Posted: March 6th, 2018, 2:15 pm
by Gerardo
Hi guys. Can you please recommend me a good online course on design research? I'm looking for one with the following characteristics:
  • It's economical.
  • It offers a certificate for those who passed the course.
  • It's centered on industrial design, or at least, it isn't limited to digital products.
  • Like I said, it has to be on design research, or also, UX research (if it isn't limited to digital products).
Please help me out. Thank you in advance :).

Re: A good and economical online course on design research?

Posted: July 11th, 2018, 12:58 pm
by MethMatMan
Gerardo,

I don't know if this topic is still viable but recently I followed your related posts in the forum and it is very interesting to me because your questions stem from human science, not design. Please see my response to your posting titled "Social scientists in design research?".

As far as your search for an online course in design methods,I would caution you that academic or instructional courses outside of design practice can be misleading, if not irrelevant. I think it is worth posting in this forum, for you and especially for those beginning their careers, some social reality of industrial design as an occupation. First industrial design, as differentiated from product design, is a profession, in that industrial designers are socially formatted and selected to advance into the occupation based on personality traits that are ameneable to interacting with decision makers in buisness that industrial design provides service to. Secondly, the service industrial design provides to business is a part of the collective activity that comprise a business world. It is the copperative activity of this 'world' that industrial designers participate in, but rarely finally determine product success. These two factors comprise the activity, and consequently the role of the industrial designer. The role of the industrial designer includes a methodology and may be of academic and intellectual interest, but there is of little consequence in business practice. A good example is the case where a designer uses a methodology to develop a successful sunglass design in the United States. This design is certain to fail because of structure, not design, in the prevailing U.S. fashion eyewear industry. In the aforementioned case, design methodology is of no consequence to product sucesss. Therefore, it is an important critical view of design methodology to regard it as specious, without a countervailing process of evaluation. I can't imagine any course you will find, outside of optimization, that will have a countervailing process of evaluation.
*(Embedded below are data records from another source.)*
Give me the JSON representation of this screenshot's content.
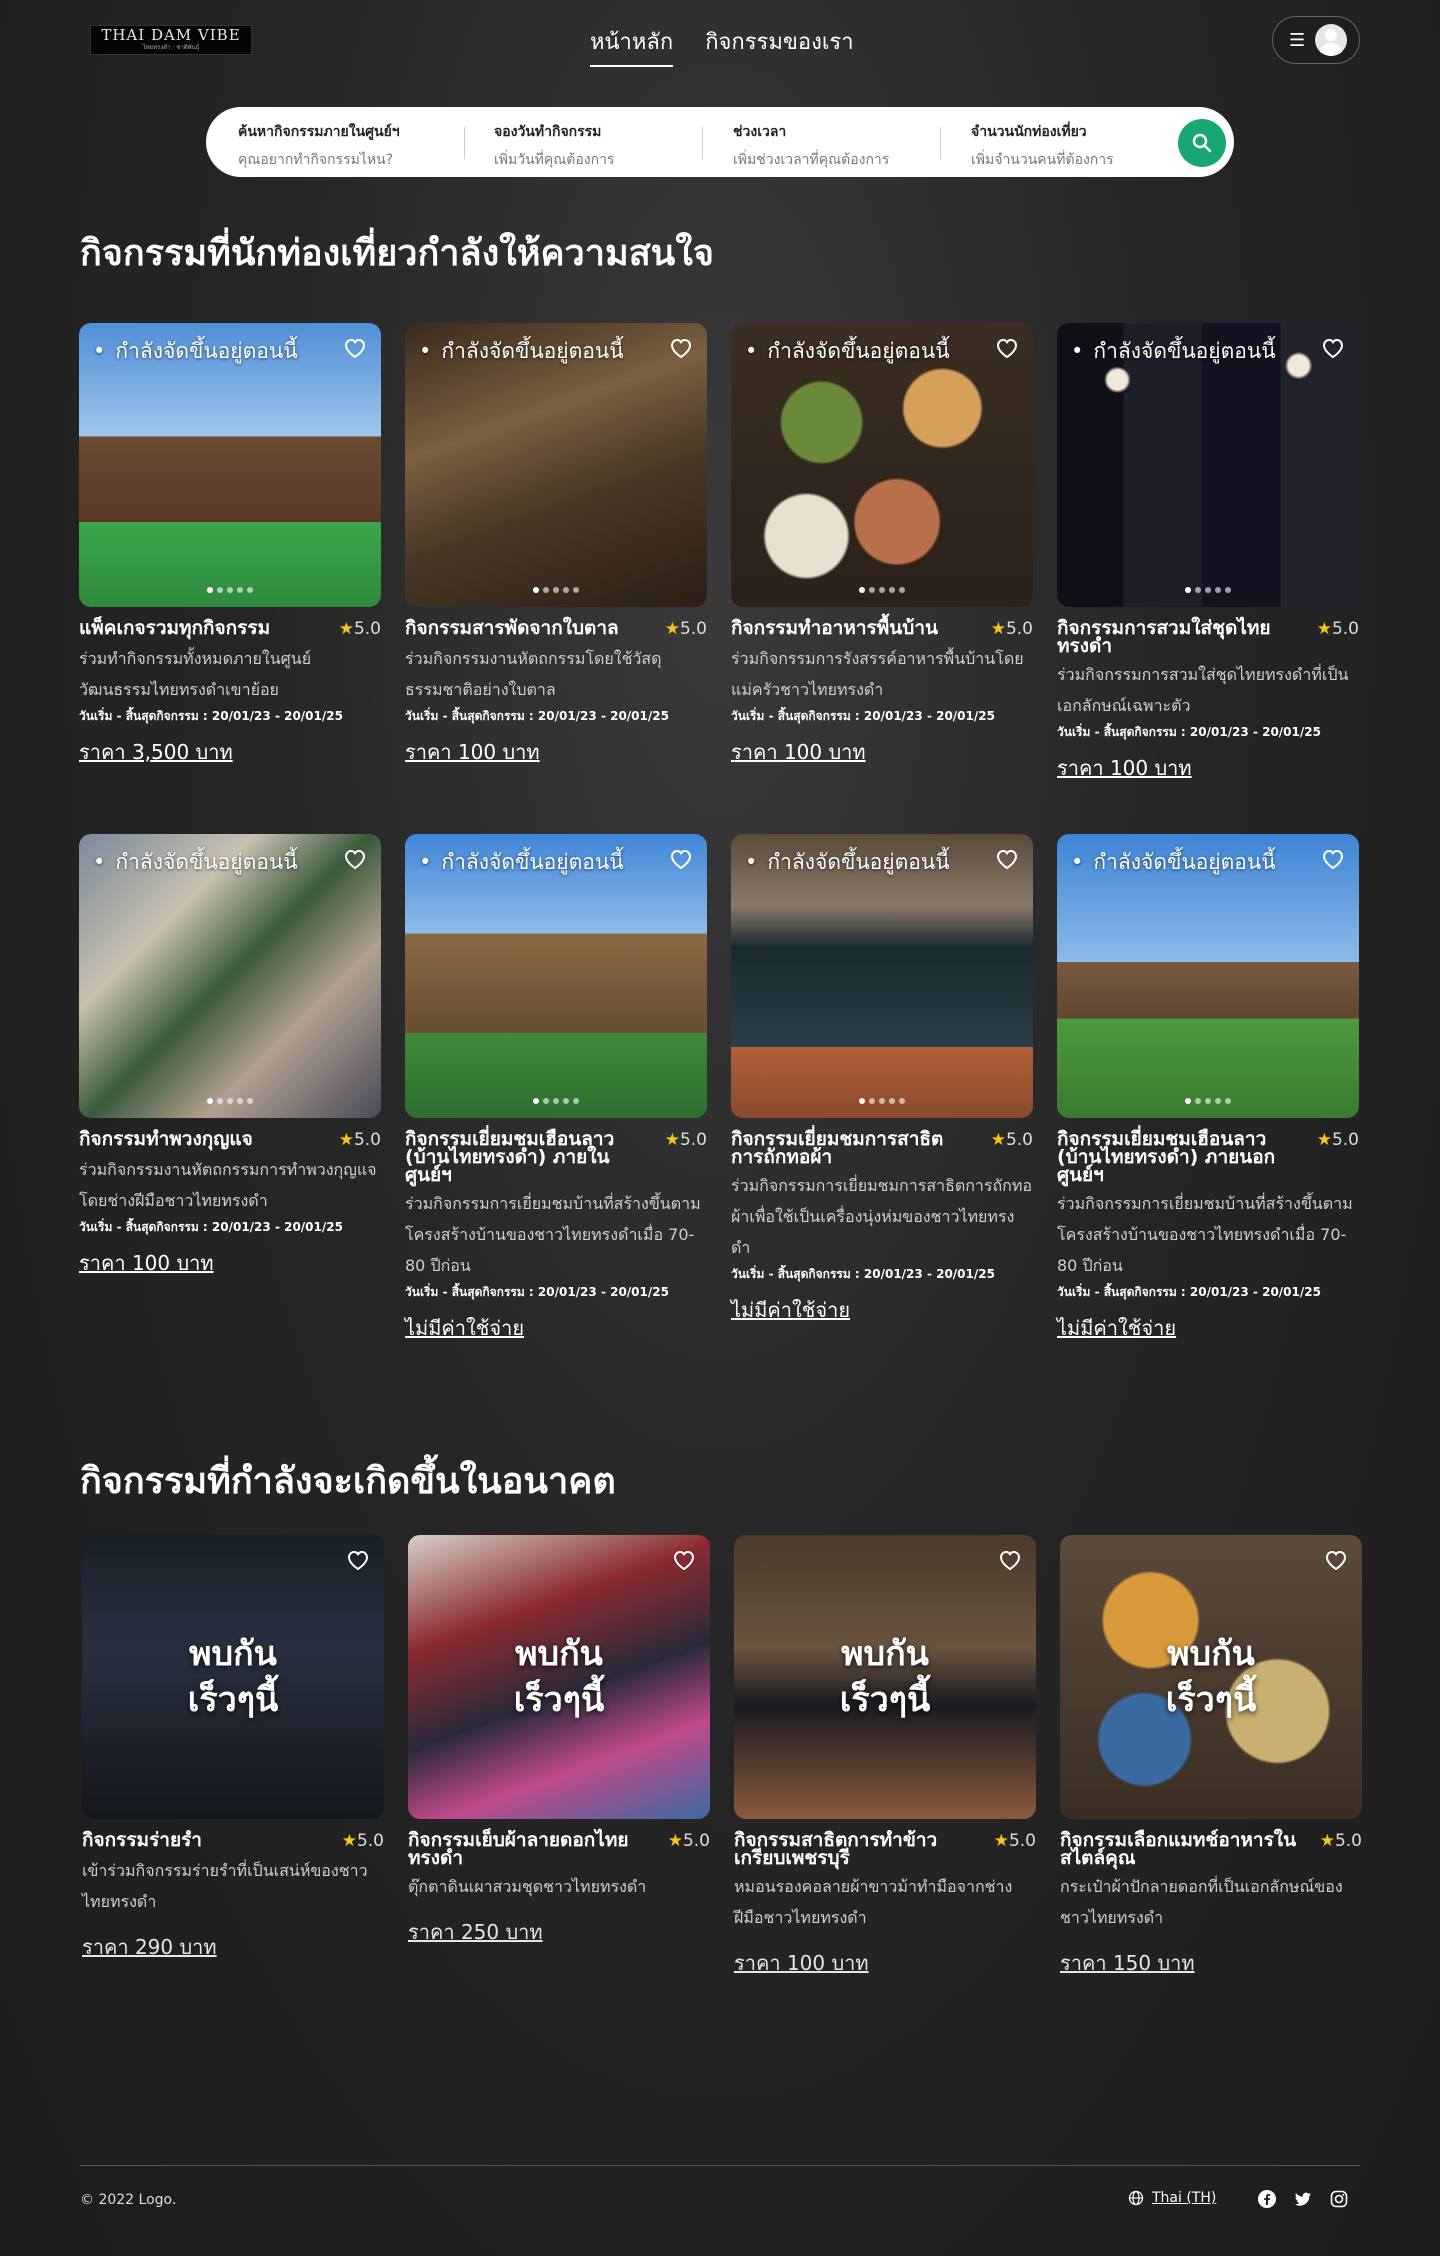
{
  "brand": {
    "logo_text": "THAI DAM VIBE",
    "logo_sub": "ไทยทรงดำ · ชาติพันธุ์"
  },
  "nav": {
    "links": [
      {
        "label": "หน้าหลัก"
      },
      {
        "label": "กิจกรรมของเรา"
      }
    ],
    "menu_icon": "hamburger-icon",
    "avatar_icon": "user-avatar-icon"
  },
  "search": {
    "fields": [
      {
        "label": "ค้นหากิจกรรมภายในศูนย์ฯ",
        "placeholder": "คุณอยากทำกิจกรรมไหน?"
      },
      {
        "label": "จองวันทำกิจกรรม",
        "placeholder": "เพิ่มวันที่คุณต้องการ"
      },
      {
        "label": "ช่วงเวลา",
        "placeholder": "เพิ่มช่วงเวลาที่คุณต้องการ"
      },
      {
        "label": "จำนวนนักท่องเที่ยว",
        "placeholder": "เพิ่มจำนวนคนที่ต้องการ"
      }
    ],
    "button_icon": "search-icon",
    "button_color": "#18a673"
  },
  "popular": {
    "title": "กิจกรรมที่นักท่องเที่ยวกำลังให้ความสนใจ",
    "badge": "กำลังจัดขึ้นอยู่ตอนนี้",
    "cards": [
      {
        "title": "แพ็คเกจรวมทุกกิจกรรม",
        "rating": "5.0",
        "desc": "ร่วมทำกิจกรรมทั้งหมดภายในศูนย์วัฒนธรรมไทยทรงดำเขาย้อย",
        "dates": "วันเริ่ม - สิ้นสุดกิจกรรม : 20/01/23 - 20/01/25",
        "price": "ราคา 3,500 บาท"
      },
      {
        "title": "กิจกรรมสารพัดจากใบตาล",
        "rating": "5.0",
        "desc": "ร่วมกิจกรรมงานหัตถกรรมโดยใช้วัสดุธรรมชาติอย่างใบตาล",
        "dates": "วันเริ่ม - สิ้นสุดกิจกรรม : 20/01/23 - 20/01/25",
        "price": "ราคา 100 บาท"
      },
      {
        "title": "กิจกรรมทำอาหารพื้นบ้าน",
        "rating": "5.0",
        "desc": "ร่วมกิจกรรมการรังสรรค์อาหารพื้นบ้านโดยแม่ครัวชาวไทยทรงดำ",
        "dates": "วันเริ่ม - สิ้นสุดกิจกรรม : 20/01/23 - 20/01/25",
        "price": "ราคา 100 บาท"
      },
      {
        "title": "กิจกรรมการสวมใส่ชุดไทยทรงดำ",
        "rating": "5.0",
        "desc": "ร่วมกิจกรรมการสวมใส่ชุดไทยทรงดำที่เป็นเอกลักษณ์เฉพาะตัว",
        "dates": "วันเริ่ม - สิ้นสุดกิจกรรม : 20/01/23 - 20/01/25",
        "price": "ราคา 100 บาท"
      },
      {
        "title": "กิจกรรมทำพวงกุญแจ",
        "rating": "5.0",
        "desc": "ร่วมกิจกรรมงานหัตถกรรมการทำพวงกุญแจโดยช่างฝีมือชาวไทยทรงดำ",
        "dates": "วันเริ่ม - สิ้นสุดกิจกรรม : 20/01/23 - 20/01/25",
        "price": "ราคา 100 บาท"
      },
      {
        "title": "กิจกรรมเยี่ยมชมเฮือนลาว (บ้านไทยทรงดำ) ภายในศูนย์ฯ",
        "rating": "5.0",
        "desc": "ร่วมกิจกรรมการเยี่ยมชมบ้านที่สร้างขึ้นตามโครงสร้างบ้านของชาวไทยทรงดำเมื่อ 70-80 ปีก่อน",
        "dates": "วันเริ่ม - สิ้นสุดกิจกรรม : 20/01/23 - 20/01/25",
        "price": "ไม่มีค่าใช้จ่าย"
      },
      {
        "title": "กิจกรรมเยี่ยมชมการสาธิตการถักทอผ้า",
        "rating": "5.0",
        "desc": "ร่วมกิจกรรมการเยี่ยมชมการสาธิตการถักทอผ้าเพื่อใช้เป็นเครื่องนุ่งห่มของชาวไทยทรงดำ",
        "dates": "วันเริ่ม - สิ้นสุดกิจกรรม : 20/01/23 - 20/01/25",
        "price": "ไม่มีค่าใช้จ่าย"
      },
      {
        "title": "กิจกรรมเยี่ยมชมเฮือนลาว (บ้านไทยทรงดำ) ภายนอกศูนย์ฯ",
        "rating": "5.0",
        "desc": "ร่วมกิจกรรมการเยี่ยมชมบ้านที่สร้างขึ้นตามโครงสร้างบ้านของชาวไทยทรงดำเมื่อ 70-80 ปีก่อน",
        "dates": "วันเริ่ม - สิ้นสุดกิจกรรม : 20/01/23 - 20/01/25",
        "price": "ไม่มีค่าใช้จ่าย"
      }
    ]
  },
  "upcoming": {
    "title": "กิจกรรมที่กำลังจะเกิดขึ้นในอนาคต",
    "overlay": "พบกัน เร็วๆนี้",
    "cards": [
      {
        "title": "กิจกรรมร่ายรำ",
        "rating": "5.0",
        "desc": "เข้าร่วมกิจกรรมร่ายรำที่เป็นเสน่ห์ของชาวไทยทรงดำ",
        "price": "ราคา 290 บาท"
      },
      {
        "title": "กิจกรรมเย็บผ้าลายดอกไทยทรงดำ",
        "rating": "5.0",
        "desc": "ตุ๊กตาดินเผาสวมชุดชาวไทยทรงดำ",
        "price": "ราคา 250 บาท"
      },
      {
        "title": "กิจกรรมสาธิตการทำข้าวเกรียบเพชรบุรี",
        "rating": "5.0",
        "desc": "หมอนรองคอลายผ้าขาวม้าทำมือจากช่างฝีมือชาวไทยทรงดำ",
        "price": "ราคา 100 บาท"
      },
      {
        "title": "กิจกรรมเลือกแมทช์อาหารในสไตล์คุณ",
        "rating": "5.0",
        "desc": "กระเป๋าผ้าปักลายดอกที่เป็นเอกลักษณ์ของชาวไทยทรงดำ",
        "price": "ราคา 150 บาท"
      }
    ]
  },
  "footer": {
    "copyright": "© 2022 Logo.",
    "language": "Thai (TH)",
    "language_icon": "globe-icon",
    "social_icons": [
      "facebook-icon",
      "twitter-icon",
      "instagram-icon"
    ]
  }
}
That being said, I think you would be better served by looking at the feild of business, for example of how industrial design is a product development resource, in particular, case studies involving innovations within a brand or market sector. I think you might be able to see that product development is a procedure and each of the product development stages deploys activity of different abilities. Advertising and its 3D analog- industrial design, both provide a product development service to business through a holistic process,. Perhaps to better understand the potential and perils of holistic design it might be helpful for you to compare the similarity of the holistic process in industrial design to that of holism of diagnosis(psychotherapy) in your chosen field of psychology.

So in closing, what I state above can be studied(if I understand your inquiry aims to-date in this forum) through the social research methods of case study, endomethodology, or consumer behavior. I think business case studies, rather than design research courses, would show how industrial design is integral in the activity of product development. Also it will help you undersatnd how products of collective activity bears the marks of the action of those who produce it (Becker).